The surviving buildings have been lovingly restored. The modern architecture that dots the skyline now is world-class in its originality and beauty. Mexico City has always been blessed with their gardens, and tree-lined streets, so most of the central part of the city is green and still has those colonial rock streets, that were there 40 years ago. We stayed at La Casona (highly recommended), a small hotel that bent over backwards to make sure we had a loving family-like experience. Karen wanted a mojito on our last night (it was a very small bar by the way), and our waiter said they had no mint. Next to our table were two men, and a lovely women (lovely), when the woman came to us and asked what it was we wanted again. Mojito. Turns out she was the hotel manager. She sent someone out for mint, and Karen had her mojito in about 5 minutes. So Mexican.

I can endlessly go on about the archeological museum (a 3-day journey to see everything), the Modern Art Museum with their Frieda's, Tamayo’s, O’Gorman’s, Orozco’s, etc, and the pyramids (Larry climbed the sun pyramid with Ed, Karen and I hung with the vendors that flock to the pyramids), but the true surprise was the National Palace (The White House of Mexico). We went to see the Diego Rivera murals depicting the history of “the struggle” here, and found an exhibition on the history of the revolutions of Mexico, and it’s war with the United States.

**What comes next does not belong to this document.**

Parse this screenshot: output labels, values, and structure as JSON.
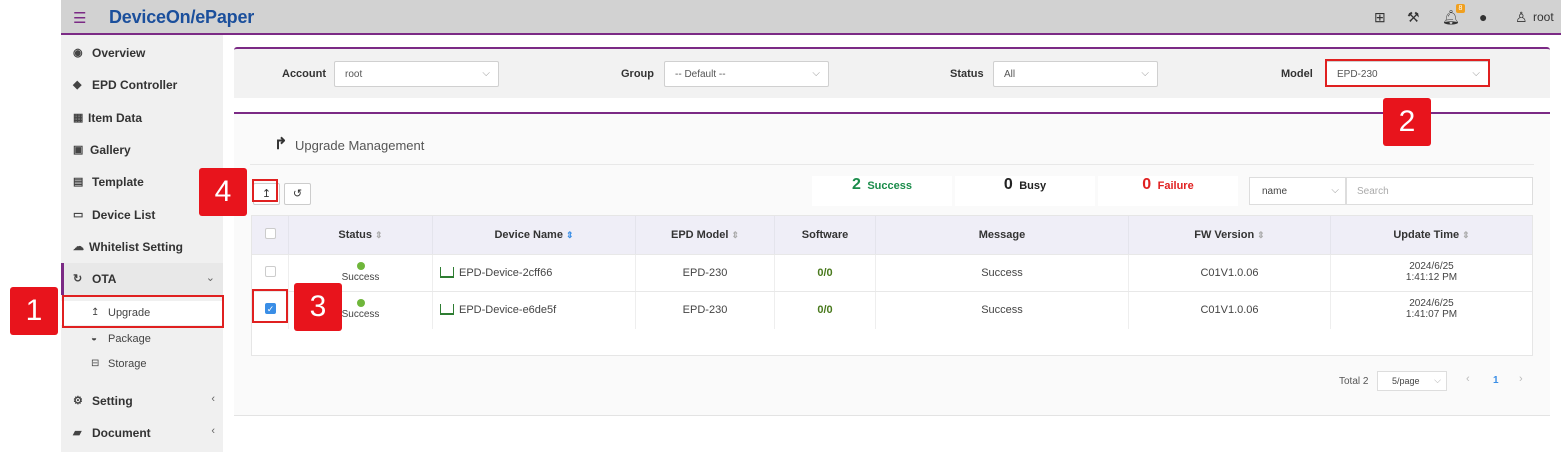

Our one hour mural field trip turned into a four hour journey through the history of Mexico. The American War (as they refer to it) is a paragraph in our history books (and I know, because I taught history), but it was a revelation to see the photos, read the testaments of participants, and get the Mexican perspective on our role in Mexico. Clearly we were imperialist pigs in this involvement, and from this exhibit you can clearly understand the pride Mexico has for standing up to this invasion, and managing to drive the Americans out. It was pivotal in Mexican history. They had been invaded or taken over so many times, and yet pulled it together once again... Amazing.

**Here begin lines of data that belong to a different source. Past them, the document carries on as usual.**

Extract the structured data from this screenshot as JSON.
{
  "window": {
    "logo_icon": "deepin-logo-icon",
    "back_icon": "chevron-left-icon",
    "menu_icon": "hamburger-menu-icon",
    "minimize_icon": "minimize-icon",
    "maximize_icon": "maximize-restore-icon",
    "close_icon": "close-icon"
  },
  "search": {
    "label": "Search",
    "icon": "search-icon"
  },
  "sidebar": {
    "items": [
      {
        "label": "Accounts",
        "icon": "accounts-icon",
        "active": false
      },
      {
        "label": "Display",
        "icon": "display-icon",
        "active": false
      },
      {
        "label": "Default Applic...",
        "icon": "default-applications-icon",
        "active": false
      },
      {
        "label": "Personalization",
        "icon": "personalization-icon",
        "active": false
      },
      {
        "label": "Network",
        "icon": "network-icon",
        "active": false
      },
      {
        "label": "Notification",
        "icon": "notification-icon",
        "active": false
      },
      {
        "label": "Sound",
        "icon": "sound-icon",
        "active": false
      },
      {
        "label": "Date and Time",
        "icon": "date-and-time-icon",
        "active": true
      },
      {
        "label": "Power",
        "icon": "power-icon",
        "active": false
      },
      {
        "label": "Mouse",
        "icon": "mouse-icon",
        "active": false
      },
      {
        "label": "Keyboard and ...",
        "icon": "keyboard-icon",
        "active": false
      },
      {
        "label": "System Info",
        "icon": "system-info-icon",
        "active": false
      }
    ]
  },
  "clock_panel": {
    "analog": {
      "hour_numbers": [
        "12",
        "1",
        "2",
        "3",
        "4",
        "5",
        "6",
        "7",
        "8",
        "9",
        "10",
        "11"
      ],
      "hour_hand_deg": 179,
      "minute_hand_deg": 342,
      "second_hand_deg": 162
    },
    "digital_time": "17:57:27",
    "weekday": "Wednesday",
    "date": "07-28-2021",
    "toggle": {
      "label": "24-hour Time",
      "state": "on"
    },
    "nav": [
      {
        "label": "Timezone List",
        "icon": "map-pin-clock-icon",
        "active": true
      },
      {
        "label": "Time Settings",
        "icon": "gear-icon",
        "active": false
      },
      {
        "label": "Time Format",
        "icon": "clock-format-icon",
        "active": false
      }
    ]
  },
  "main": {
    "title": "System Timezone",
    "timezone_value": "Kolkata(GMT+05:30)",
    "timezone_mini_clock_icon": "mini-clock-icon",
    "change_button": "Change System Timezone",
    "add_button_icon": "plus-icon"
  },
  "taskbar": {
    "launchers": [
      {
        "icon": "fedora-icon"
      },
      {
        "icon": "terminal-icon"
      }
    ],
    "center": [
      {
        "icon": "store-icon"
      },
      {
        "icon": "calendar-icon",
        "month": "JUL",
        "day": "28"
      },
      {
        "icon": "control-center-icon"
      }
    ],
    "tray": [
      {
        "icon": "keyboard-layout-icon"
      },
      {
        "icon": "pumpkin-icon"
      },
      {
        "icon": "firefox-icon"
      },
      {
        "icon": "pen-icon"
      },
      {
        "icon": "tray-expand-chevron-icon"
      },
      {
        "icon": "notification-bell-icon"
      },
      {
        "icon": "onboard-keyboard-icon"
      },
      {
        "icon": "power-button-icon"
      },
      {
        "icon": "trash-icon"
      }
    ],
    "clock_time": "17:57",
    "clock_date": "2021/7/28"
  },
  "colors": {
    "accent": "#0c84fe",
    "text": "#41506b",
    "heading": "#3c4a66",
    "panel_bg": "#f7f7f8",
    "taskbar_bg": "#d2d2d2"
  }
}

But what was also clearly on show here in this exhibit, was how complicated the history of Mexico is. It is a country of revolutions, and most likely will continue to be, as indigenous/poor peoples will, we hope, become included in the conversation that moves this country towards a democracy. We also visited the Basilica de Virgin de Guadalupe, Mexico’s holiest site (think Lourdes, Fatima, etc). I know I am so sacreligious here, but I truly believe there is not a village in Oaxaca, that the Virgin hasn’t appeared, more on that later), but the vibes from this site, viewing the robe attributed to Juan Diego (the young Indian youth to whom the Virgin appeared), the new Basilica, and the old cathedral, well, you know you are in a very holy place. Very moving, the whole experience. We even got to check out the Pope mobile that is parked on the plaza next to the church.

to be continued...